[Laughs] Well, I always thought it was a really good movie! I always thought I probably started it wrong. I should have said something like "once upon a time." Because it was just like a modern-day fairy tale -- it wraps itself up with a storybook ending with the statue. You know, I thought it was a pretty funny movie set against the idea of a Superman -- somebody stepping up. But in this case, it's a very humble guy whose nothing but a liar [laughs] -- delivers mail and burns half of it just to stay alive. So, I like the movie.
It just seems that kind of thing would go over better today. It's a theory, I have no idea if I'm right.
I don't know either. I know that if you revisit the movie, that's a good thing to do. You can go back and revisit some movies that made well over $100 million and you might not care anything about them. And you can go back and maybe review a movie like that -- you know, it was a pretty big, epic movie.
It annoys me when I see "Waterworld" mentioned in those box office bombs lists, because it's not true. It made money. Do you ever want to speak up or write in when you see that?
Yeah, I've probably said it ad nauseum, but people don't give a shit [laughs], so, it doesn't really matter. It just is what it is. But it stands up as a really exotic, cool movie. I mean, it was flawed -- for sure. But, overall, it's a very inventive, cool movie. It's pretty robust.
I'd be remiss if I didn't bring up that we're approaching the 25th anniversary of "Bull Durham." What do you feel is its legacy?
Well, the truth is, when you have a career, you know the forensics of it. And I've had a pretty interesting career, I guess, because I've done a variety of movies. Most of these movies, people try to make the second and third one and I never made a second one. The legacy of certain things is sometimes I forgot how beloved those movies are and then understand all the people in charge, how they passed on these movies. They said, "Look, I'll make it for a couple of million dollars" -- and they were saying they didn't want to make it. And Ron [Shelton] and I basically said that we needed a little more than that. So, they made a beloved movie for $6 million. You know, not a horror film that became a cult favorite -- we made a mainstream movie for that amount of money, a boy-girl movie. And, you know, those are the movies that I'm attracted to. So, some of them are going to work and some of them are not. I've never tried to stick myself into studio blockbusters -- it's nice to be a part of them, but it's never been a strategy to just work with A-list directors, period.
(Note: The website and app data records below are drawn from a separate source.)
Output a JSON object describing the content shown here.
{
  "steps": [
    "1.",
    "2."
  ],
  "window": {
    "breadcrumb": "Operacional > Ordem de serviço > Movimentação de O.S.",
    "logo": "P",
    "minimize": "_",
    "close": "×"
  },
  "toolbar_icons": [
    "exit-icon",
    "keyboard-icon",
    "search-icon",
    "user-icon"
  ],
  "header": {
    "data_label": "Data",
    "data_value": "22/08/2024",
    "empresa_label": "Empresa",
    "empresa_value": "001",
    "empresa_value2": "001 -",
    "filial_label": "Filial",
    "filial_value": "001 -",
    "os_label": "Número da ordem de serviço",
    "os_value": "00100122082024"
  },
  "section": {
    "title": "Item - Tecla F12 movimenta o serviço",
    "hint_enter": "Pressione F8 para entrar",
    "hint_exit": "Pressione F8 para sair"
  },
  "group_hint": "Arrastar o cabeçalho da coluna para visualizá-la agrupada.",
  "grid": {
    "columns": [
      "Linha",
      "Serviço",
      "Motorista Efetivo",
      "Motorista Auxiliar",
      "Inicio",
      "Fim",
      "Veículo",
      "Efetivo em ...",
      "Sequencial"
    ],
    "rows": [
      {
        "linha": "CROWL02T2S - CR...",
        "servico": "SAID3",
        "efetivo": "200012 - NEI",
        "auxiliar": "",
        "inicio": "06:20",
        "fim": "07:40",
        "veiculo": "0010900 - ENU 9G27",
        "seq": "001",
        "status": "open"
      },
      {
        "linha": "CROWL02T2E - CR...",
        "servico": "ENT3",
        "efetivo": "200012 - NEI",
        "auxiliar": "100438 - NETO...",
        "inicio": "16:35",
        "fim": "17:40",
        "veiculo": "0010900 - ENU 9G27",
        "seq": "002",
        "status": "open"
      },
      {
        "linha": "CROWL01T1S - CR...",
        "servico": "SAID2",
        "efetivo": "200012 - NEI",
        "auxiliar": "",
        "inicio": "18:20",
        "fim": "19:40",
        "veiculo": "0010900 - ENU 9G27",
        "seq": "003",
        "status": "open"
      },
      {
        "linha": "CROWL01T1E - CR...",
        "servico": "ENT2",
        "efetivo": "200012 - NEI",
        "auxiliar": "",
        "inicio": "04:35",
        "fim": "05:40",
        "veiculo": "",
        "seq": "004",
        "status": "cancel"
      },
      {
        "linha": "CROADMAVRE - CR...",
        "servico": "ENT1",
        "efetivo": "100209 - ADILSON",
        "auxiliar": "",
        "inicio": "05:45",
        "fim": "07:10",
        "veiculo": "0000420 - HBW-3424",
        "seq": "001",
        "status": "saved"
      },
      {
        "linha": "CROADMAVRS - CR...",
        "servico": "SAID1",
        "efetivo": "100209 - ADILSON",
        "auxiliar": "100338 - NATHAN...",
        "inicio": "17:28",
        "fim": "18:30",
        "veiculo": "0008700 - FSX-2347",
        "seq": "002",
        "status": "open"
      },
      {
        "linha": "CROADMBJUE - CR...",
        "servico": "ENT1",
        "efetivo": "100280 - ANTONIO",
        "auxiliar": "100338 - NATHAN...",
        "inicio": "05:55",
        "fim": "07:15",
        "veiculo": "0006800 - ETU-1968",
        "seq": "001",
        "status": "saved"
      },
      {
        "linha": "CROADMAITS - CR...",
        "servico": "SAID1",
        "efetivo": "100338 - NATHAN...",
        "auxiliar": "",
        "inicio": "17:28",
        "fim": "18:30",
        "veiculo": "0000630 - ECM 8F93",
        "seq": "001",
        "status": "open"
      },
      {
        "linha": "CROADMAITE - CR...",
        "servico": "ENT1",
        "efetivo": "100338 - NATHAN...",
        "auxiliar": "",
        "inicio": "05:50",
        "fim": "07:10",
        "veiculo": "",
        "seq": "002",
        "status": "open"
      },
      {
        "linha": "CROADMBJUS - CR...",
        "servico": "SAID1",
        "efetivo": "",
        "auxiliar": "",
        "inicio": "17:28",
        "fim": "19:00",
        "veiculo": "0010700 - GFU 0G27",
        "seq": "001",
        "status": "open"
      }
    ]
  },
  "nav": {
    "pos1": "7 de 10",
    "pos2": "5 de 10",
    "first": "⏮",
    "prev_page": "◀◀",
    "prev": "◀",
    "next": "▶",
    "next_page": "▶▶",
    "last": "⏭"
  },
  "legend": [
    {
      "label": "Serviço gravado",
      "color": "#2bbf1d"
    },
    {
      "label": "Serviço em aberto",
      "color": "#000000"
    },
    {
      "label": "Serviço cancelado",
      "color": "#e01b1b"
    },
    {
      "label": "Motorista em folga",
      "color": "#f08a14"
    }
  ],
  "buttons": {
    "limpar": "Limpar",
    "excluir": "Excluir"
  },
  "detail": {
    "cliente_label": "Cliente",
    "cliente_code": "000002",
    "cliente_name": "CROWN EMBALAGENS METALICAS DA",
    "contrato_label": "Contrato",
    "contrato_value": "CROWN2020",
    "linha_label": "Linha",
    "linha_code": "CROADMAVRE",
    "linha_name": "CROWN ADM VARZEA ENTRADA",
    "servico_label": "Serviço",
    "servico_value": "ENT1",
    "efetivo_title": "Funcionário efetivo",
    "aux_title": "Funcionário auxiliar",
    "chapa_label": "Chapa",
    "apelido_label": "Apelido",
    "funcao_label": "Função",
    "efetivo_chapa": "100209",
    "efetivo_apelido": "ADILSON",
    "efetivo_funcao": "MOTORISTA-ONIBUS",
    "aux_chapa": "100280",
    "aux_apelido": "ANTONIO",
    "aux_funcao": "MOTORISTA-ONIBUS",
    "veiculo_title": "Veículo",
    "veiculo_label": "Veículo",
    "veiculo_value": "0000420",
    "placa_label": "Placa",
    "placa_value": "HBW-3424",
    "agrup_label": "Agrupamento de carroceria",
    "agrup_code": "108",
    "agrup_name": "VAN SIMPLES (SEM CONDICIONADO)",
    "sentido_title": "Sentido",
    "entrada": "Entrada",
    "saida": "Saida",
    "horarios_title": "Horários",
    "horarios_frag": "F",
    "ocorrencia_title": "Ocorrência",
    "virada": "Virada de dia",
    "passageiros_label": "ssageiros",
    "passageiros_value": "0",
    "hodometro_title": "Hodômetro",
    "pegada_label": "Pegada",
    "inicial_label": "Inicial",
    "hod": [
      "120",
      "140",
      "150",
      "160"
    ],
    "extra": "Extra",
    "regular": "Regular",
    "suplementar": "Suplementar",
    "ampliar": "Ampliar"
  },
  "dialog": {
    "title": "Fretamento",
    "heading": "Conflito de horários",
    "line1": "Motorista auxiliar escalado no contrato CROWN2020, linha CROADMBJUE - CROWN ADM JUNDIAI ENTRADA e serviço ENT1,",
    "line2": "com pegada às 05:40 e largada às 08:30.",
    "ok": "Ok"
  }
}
No. I've worked with a lot of first time writers and directors -- you know, that's what I've done.
You may not have inserted yourself into blockbusters, but you had to realize at a certain point that you had become a movie star.
I guess when you make a million dollars, you feel like you want to tell somebody. And, you know, it's kind of gross with the background that you don't ask a person what they make or how much they got paid for it. But, you know [laughs], you make a million dollars and you kind of go, "Holy shit!"
I would imagine.
And it's like, I guess, does that define it? No. But you kind of went, "God, I'm able to do this. I'm able to really do this." "The Untouchables," I remember I got that [amount] for the first time. And I remember they were only going to pay me $800,000 -- I say "only," that's not "only," they're going to spend $800,000. I made $750,000 for "No Way Out" and they came to me for "The Untouchables" and they said they'd offer me $800,000. And I said, "It's got to be a million." And they said, "We can't do it." And I said, "Yes, you can." I got the remaining $200,000 deferred at the point the movie came out, so I got to my million. And I was able to tell my parents, "Your son, the fuck up, finally did it. It worked out OK."
Mike Ryan is senior writer for Huffington Post Entertainment. You can contact him directly on Twitter.